Write out every line of the material as it stands, apart from the pictures.

────────────────

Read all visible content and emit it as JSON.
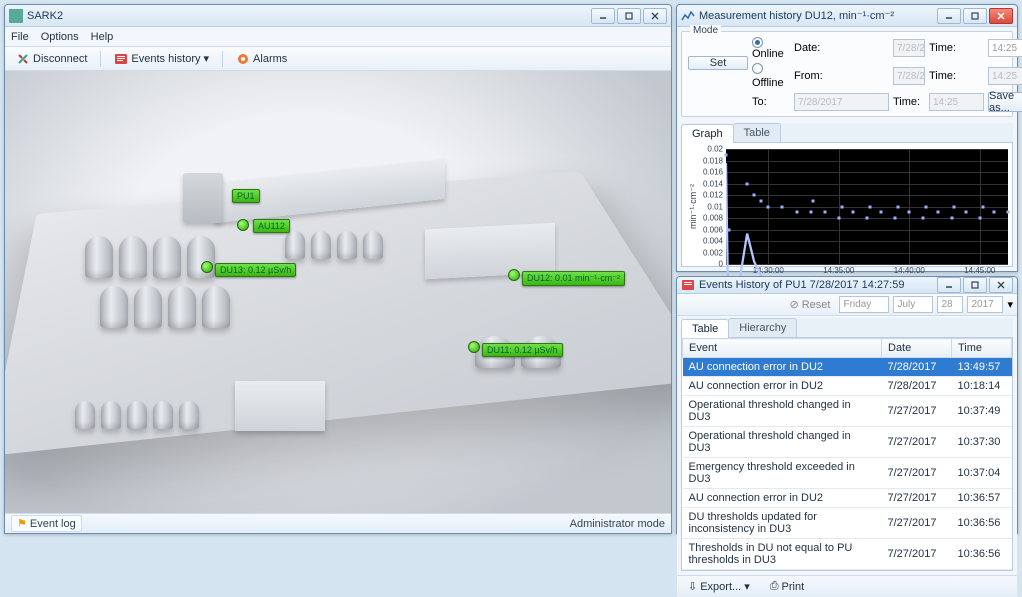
{
  "main": {
    "title": "SARK2",
    "menu": {
      "file": "File",
      "options": "Options",
      "help": "Help"
    },
    "toolbar": {
      "disconnect": "Disconnect",
      "events": "Events history",
      "alarms": "Alarms"
    },
    "markers": {
      "pu1": "PU1",
      "au112": "AU112",
      "du13": "DU13: 0.12 µSv/h",
      "du12": "DU12: 0.01 min⁻¹·cm⁻²",
      "du11": "DU11: 0.12 µSv/h"
    },
    "status": {
      "eventlog": "Event log",
      "mode": "Administrator mode"
    }
  },
  "meas": {
    "title": "Measurement history DU12, min⁻¹·cm⁻²",
    "mode_label": "Mode",
    "online": "Online",
    "offline": "Offline",
    "date": "Date:",
    "from": "From:",
    "to": "To:",
    "time": "Time:",
    "date_val": "7/28/2017",
    "time_val": "14:25",
    "set": "Set",
    "saveas": "Save as...",
    "tabs": {
      "graph": "Graph",
      "table": "Table"
    },
    "ylabel": "min⁻¹·cm⁻²"
  },
  "chart_data": {
    "type": "line",
    "xlabel": "",
    "ylabel": "min⁻¹·cm⁻²",
    "ylim": [
      0,
      0.02
    ],
    "yticks": [
      0,
      0.002,
      0.004,
      0.006,
      0.008,
      0.01,
      0.012,
      0.014,
      0.016,
      0.018,
      0.02
    ],
    "xticks": [
      "14:30:00",
      "14:35:00",
      "14:40:00",
      "14:45:00"
    ],
    "series": [
      {
        "name": "DU12",
        "x_minutes": [
          27,
          27.2,
          28.5,
          29,
          29.5,
          30,
          31,
          32,
          33,
          33.2,
          34,
          35,
          35.2,
          36,
          37,
          37.2,
          38,
          39,
          39.2,
          40,
          41,
          41.2,
          42,
          43,
          43.2,
          44,
          45,
          45.2,
          46,
          47
        ],
        "y": [
          0.019,
          0.006,
          0.014,
          0.012,
          0.011,
          0.01,
          0.01,
          0.009,
          0.009,
          0.011,
          0.009,
          0.008,
          0.01,
          0.009,
          0.008,
          0.01,
          0.009,
          0.008,
          0.01,
          0.009,
          0.008,
          0.01,
          0.009,
          0.008,
          0.01,
          0.009,
          0.008,
          0.01,
          0.009,
          0.009
        ]
      }
    ]
  },
  "events": {
    "title": "Events History of PU1 7/28/2017 14:27:59",
    "reset": "Reset",
    "day": "Friday",
    "month": "July",
    "dnum": "28",
    "year": "2017",
    "tabs": {
      "table": "Table",
      "hierarchy": "Hierarchy"
    },
    "cols": {
      "event": "Event",
      "date": "Date",
      "time": "Time"
    },
    "rows": [
      {
        "e": "AU connection error in DU2",
        "d": "7/28/2017",
        "t": "13:49:57",
        "sel": true
      },
      {
        "e": "AU connection error in DU2",
        "d": "7/28/2017",
        "t": "10:18:14"
      },
      {
        "e": "Operational threshold changed in DU3",
        "d": "7/27/2017",
        "t": "10:37:49"
      },
      {
        "e": "Operational threshold changed in DU3",
        "d": "7/27/2017",
        "t": "10:37:30"
      },
      {
        "e": "Emergency threshold exceeded in DU3",
        "d": "7/27/2017",
        "t": "10:37:04"
      },
      {
        "e": "AU connection error in DU2",
        "d": "7/27/2017",
        "t": "10:36:57"
      },
      {
        "e": "DU thresholds updated for inconsistency in DU3",
        "d": "7/27/2017",
        "t": "10:36:56"
      },
      {
        "e": "Thresholds in DU not equal to PU thresholds in DU3",
        "d": "7/27/2017",
        "t": "10:36:56"
      }
    ],
    "export": "Export...",
    "print": "Print"
  }
}
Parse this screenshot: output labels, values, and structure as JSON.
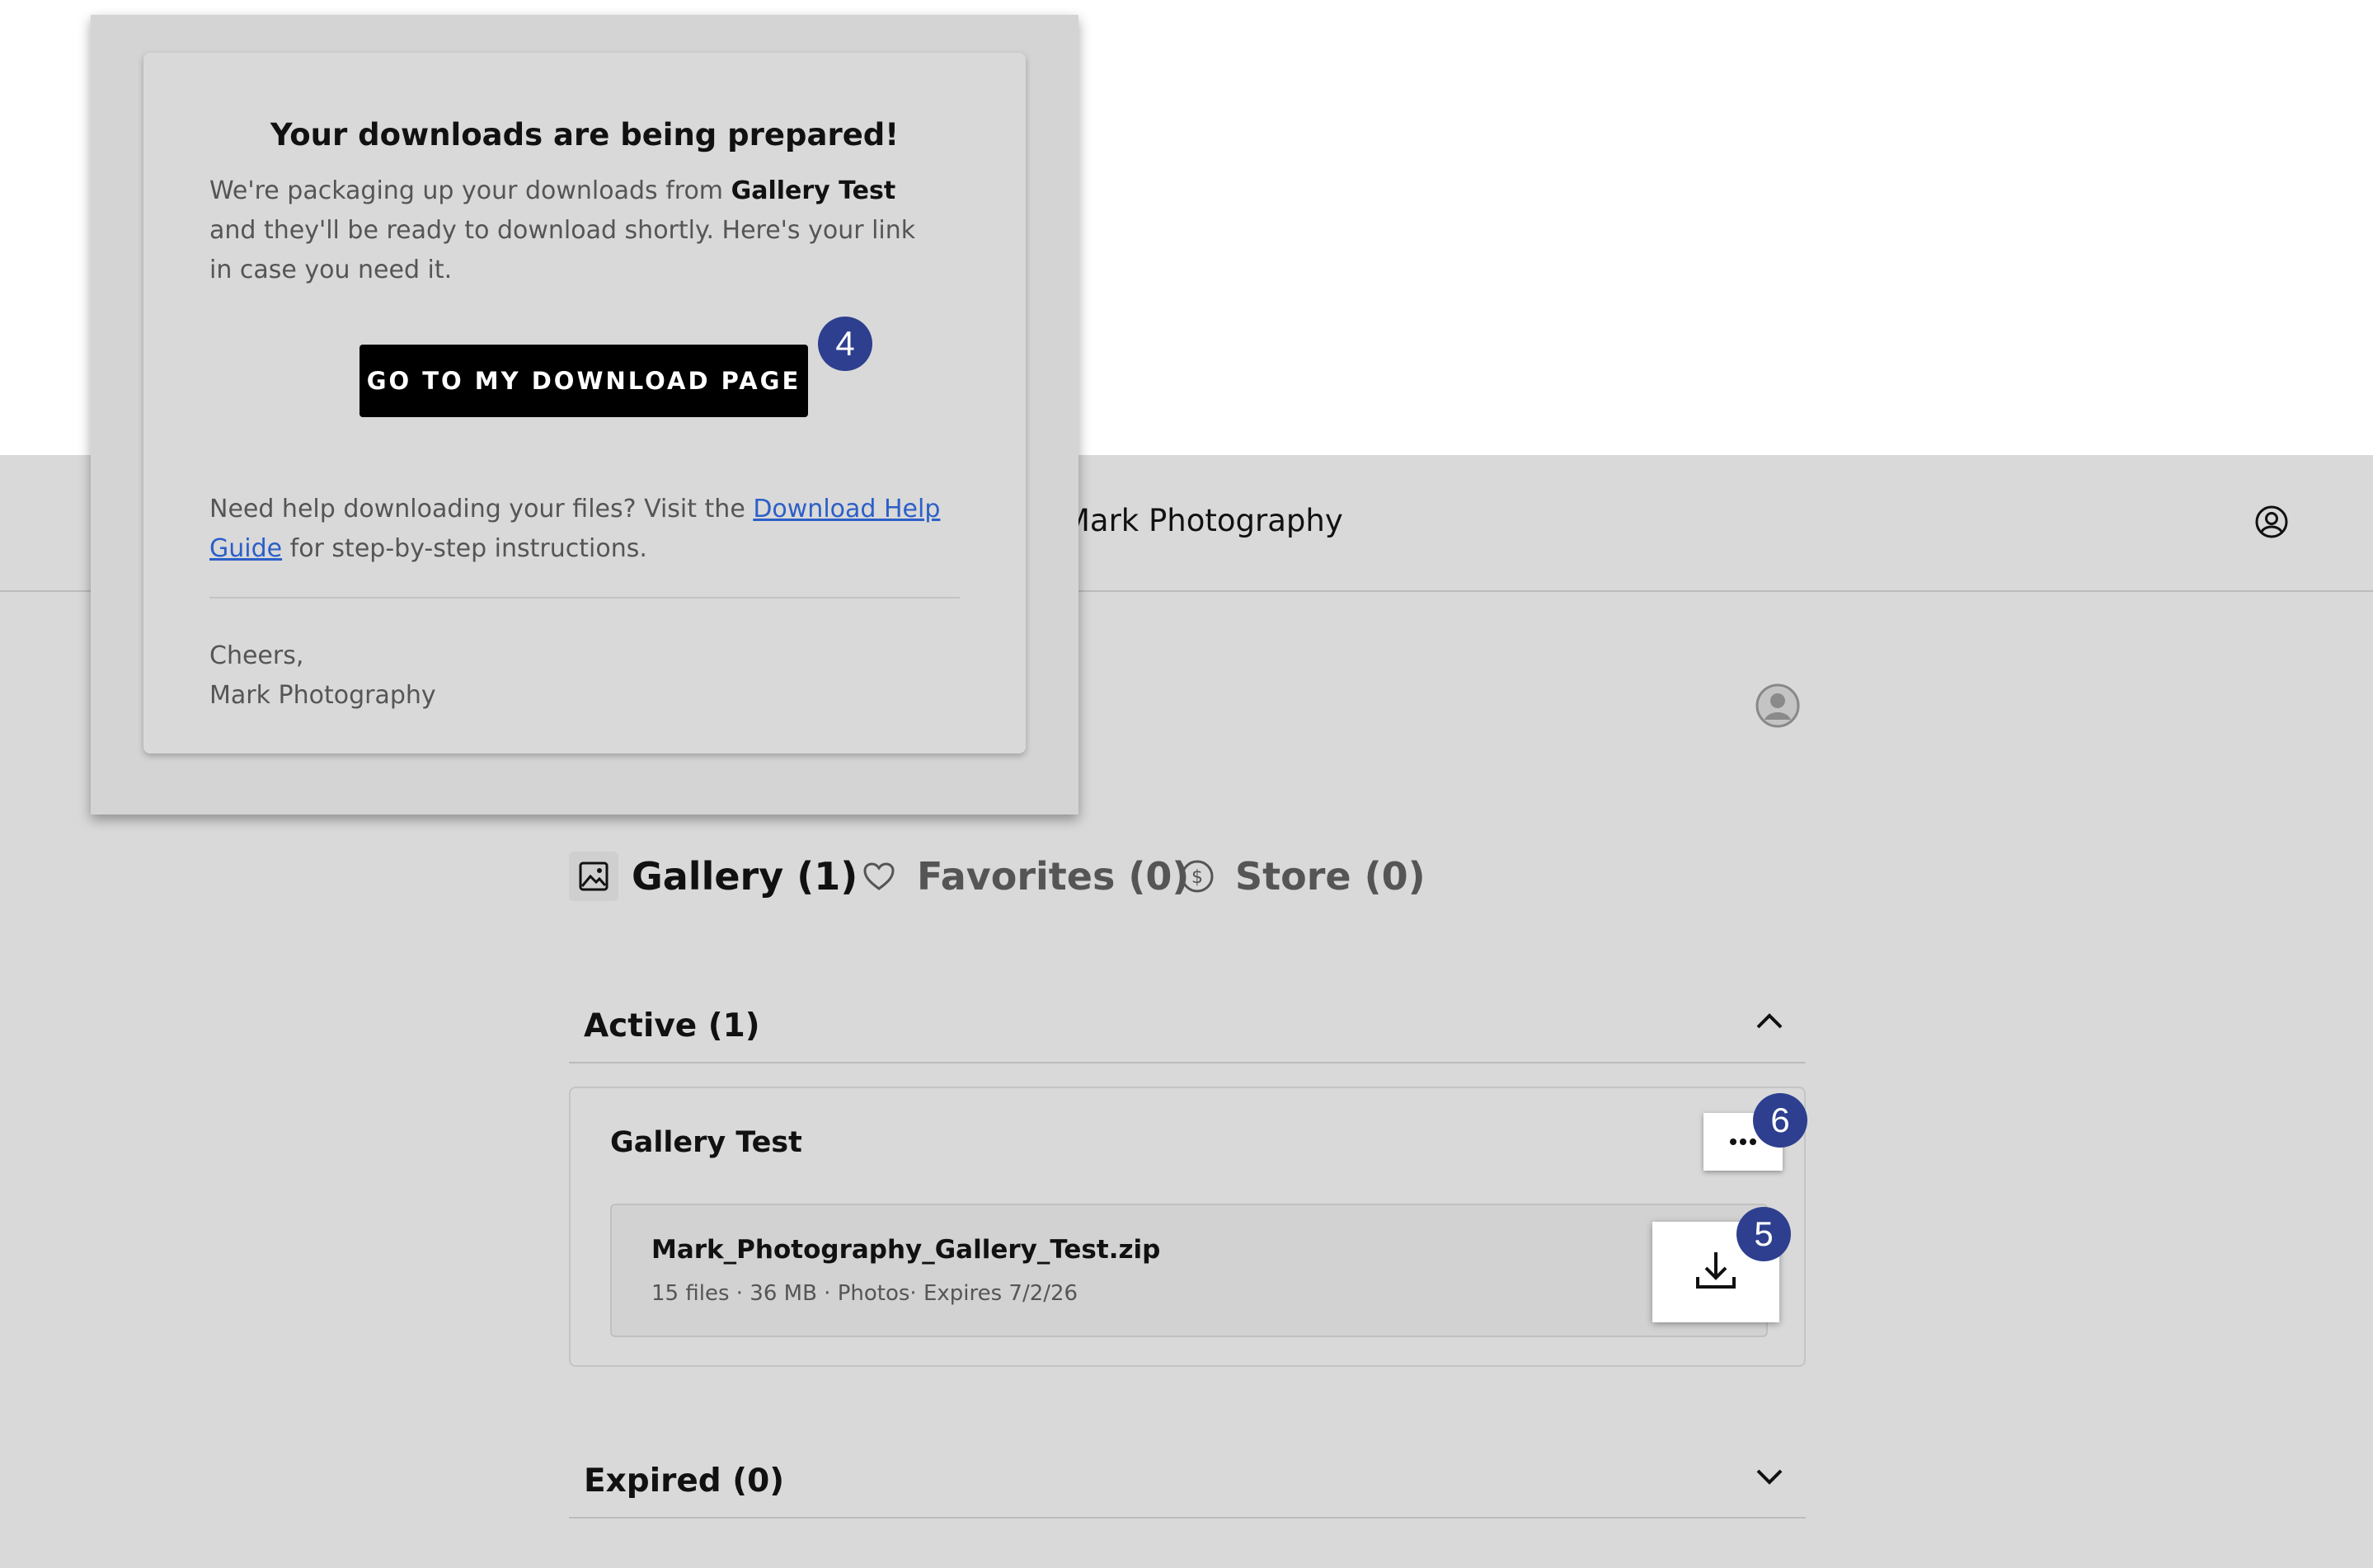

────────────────

* **Written response**
Read all visible content and emit it as JSON.
{
  "main": {
    "title": "SARK2",
    "menu": {
      "file": "File",
      "options": "Options",
      "help": "Help"
    },
    "toolbar": {
      "disconnect": "Disconnect",
      "events": "Events history",
      "alarms": "Alarms"
    },
    "markers": {
      "pu1": "PU1",
      "au112": "AU112",
      "du13": "DU13: 0.12 µSv/h",
      "du12": "DU12: 0.01 min⁻¹·cm⁻²",
      "du11": "DU11: 0.12 µSv/h"
    },
    "status": {
      "eventlog": "Event log",
      "mode": "Administrator mode"
    }
  },
  "meas": {
    "title": "Measurement history DU12, min⁻¹·cm⁻²",
    "mode_label": "Mode",
    "online": "Online",
    "offline": "Offline",
    "date": "Date:",
    "from": "From:",
    "to": "To:",
    "time": "Time:",
    "date_val": "7/28/2017",
    "time_val": "14:25",
    "set": "Set",
    "saveas": "Save as...",
    "tabs": {
      "graph": "Graph",
      "table": "Table"
    },
    "ylabel": "min⁻¹·cm⁻²"
  },
  "chart_data": {
    "type": "line",
    "xlabel": "",
    "ylabel": "min⁻¹·cm⁻²",
    "ylim": [
      0,
      0.02
    ],
    "yticks": [
      0,
      0.002,
      0.004,
      0.006,
      0.008,
      0.01,
      0.012,
      0.014,
      0.016,
      0.018,
      0.02
    ],
    "xticks": [
      "14:30:00",
      "14:35:00",
      "14:40:00",
      "14:45:00"
    ],
    "series": [
      {
        "name": "DU12",
        "x_minutes": [
          27,
          27.2,
          28.5,
          29,
          29.5,
          30,
          31,
          32,
          33,
          33.2,
          34,
          35,
          35.2,
          36,
          37,
          37.2,
          38,
          39,
          39.2,
          40,
          41,
          41.2,
          42,
          43,
          43.2,
          44,
          45,
          45.2,
          46,
          47
        ],
        "y": [
          0.019,
          0.006,
          0.014,
          0.012,
          0.011,
          0.01,
          0.01,
          0.009,
          0.009,
          0.011,
          0.009,
          0.008,
          0.01,
          0.009,
          0.008,
          0.01,
          0.009,
          0.008,
          0.01,
          0.009,
          0.008,
          0.01,
          0.009,
          0.008,
          0.01,
          0.009,
          0.008,
          0.01,
          0.009,
          0.009
        ]
      }
    ]
  },
  "events": {
    "title": "Events History of PU1 7/28/2017 14:27:59",
    "reset": "Reset",
    "day": "Friday",
    "month": "July",
    "dnum": "28",
    "year": "2017",
    "tabs": {
      "table": "Table",
      "hierarchy": "Hierarchy"
    },
    "cols": {
      "event": "Event",
      "date": "Date",
      "time": "Time"
    },
    "rows": [
      {
        "e": "AU connection error in DU2",
        "d": "7/28/2017",
        "t": "13:49:57",
        "sel": true
      },
      {
        "e": "AU connection error in DU2",
        "d": "7/28/2017",
        "t": "10:18:14"
      },
      {
        "e": "Operational threshold changed in DU3",
        "d": "7/27/2017",
        "t": "10:37:49"
      },
      {
        "e": "Operational threshold changed in DU3",
        "d": "7/27/2017",
        "t": "10:37:30"
      },
      {
        "e": "Emergency threshold exceeded in DU3",
        "d": "7/27/2017",
        "t": "10:37:04"
      },
      {
        "e": "AU connection error in DU2",
        "d": "7/27/2017",
        "t": "10:36:57"
      },
      {
        "e": "DU thresholds updated for inconsistency in DU3",
        "d": "7/27/2017",
        "t": "10:36:56"
      },
      {
        "e": "Thresholds in DU not equal to PU thresholds in DU3",
        "d": "7/27/2017",
        "t": "10:36:56"
      }
    ],
    "export": "Export...",
    "print": "Print"
  }
}
Parse this screenshot: output labels, values, and structure as JSON.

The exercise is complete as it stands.